Protecting a California spouse from divorce and student loan debt

Student loan debts have played a big role recently in Americans’ overall consumer debt. California residents may be somewhat surprised to discover that student loan debt is now also a potential legal issue during divorce.

In divorce proceedings, marital assets are subject to division, a fact that often concerns spouses when they consider what they might gain and lose in a divorce. In addition to marital properties, debt acquired during the marriage is also divided between the couple – and that may include student loan debt.

Whether student loan debts actually are considered marital debts or separate debts depends on the circumstances. For example, if student loans were used by one spouse for tuition, school fees and books, then the debt may be considered to be a separate debt. If the loan was used to pay for living expenses and other household costs, then it is likely to be considered marital debt.

Several factors must be considered to determine whether or not a student loan is marital debt. Answers to certain questions may be decisive. For example, if both spouses benefitted from the student loan debt, then a court would be more likely to consider that a martial debt.

In community property states like California, debt is generally divided 50:50 as in asset division. However, divorcing spouses are usually not especially willing to take on debt as part of a divorce settlement. Debt division can pose disadvantages to one or the other party, depending on the tax consequences and other legal issues.

Fortunately, California residents can protect themselves from the pitfalls of marital debt with a prenuptial agreement.
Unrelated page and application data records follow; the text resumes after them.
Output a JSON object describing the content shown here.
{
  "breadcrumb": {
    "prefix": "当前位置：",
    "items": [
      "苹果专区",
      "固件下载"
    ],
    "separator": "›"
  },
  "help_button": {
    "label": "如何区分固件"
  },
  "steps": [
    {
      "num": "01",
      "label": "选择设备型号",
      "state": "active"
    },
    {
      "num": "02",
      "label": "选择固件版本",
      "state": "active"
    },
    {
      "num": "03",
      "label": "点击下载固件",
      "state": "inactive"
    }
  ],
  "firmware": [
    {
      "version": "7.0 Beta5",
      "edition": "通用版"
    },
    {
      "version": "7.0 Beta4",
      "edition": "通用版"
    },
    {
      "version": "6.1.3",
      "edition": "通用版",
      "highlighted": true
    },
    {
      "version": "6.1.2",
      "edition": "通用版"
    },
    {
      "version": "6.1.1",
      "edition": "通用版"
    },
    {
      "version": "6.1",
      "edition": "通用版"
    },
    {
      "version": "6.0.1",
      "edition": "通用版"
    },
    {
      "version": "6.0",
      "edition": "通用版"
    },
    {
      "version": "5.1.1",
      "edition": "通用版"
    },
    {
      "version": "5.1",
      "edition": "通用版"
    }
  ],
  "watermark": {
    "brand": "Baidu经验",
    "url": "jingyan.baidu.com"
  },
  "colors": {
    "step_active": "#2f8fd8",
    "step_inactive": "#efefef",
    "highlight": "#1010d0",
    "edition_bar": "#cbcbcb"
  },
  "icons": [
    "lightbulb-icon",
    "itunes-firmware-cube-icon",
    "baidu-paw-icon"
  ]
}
A prenup is a written document that can clarify the financial rights of both spouses in a marriage and protect one party’s assets in divorce. It can also protect one party from debts incurred by the other spouse.

Source: Forbes, “Are Student Loans Incurred During the Marriage Considered Marital Debt?,” Jeff Landers, Dec. 17, 2013

2022-10-07T09:50:03+00:0027 Dec 2013|
Go to Top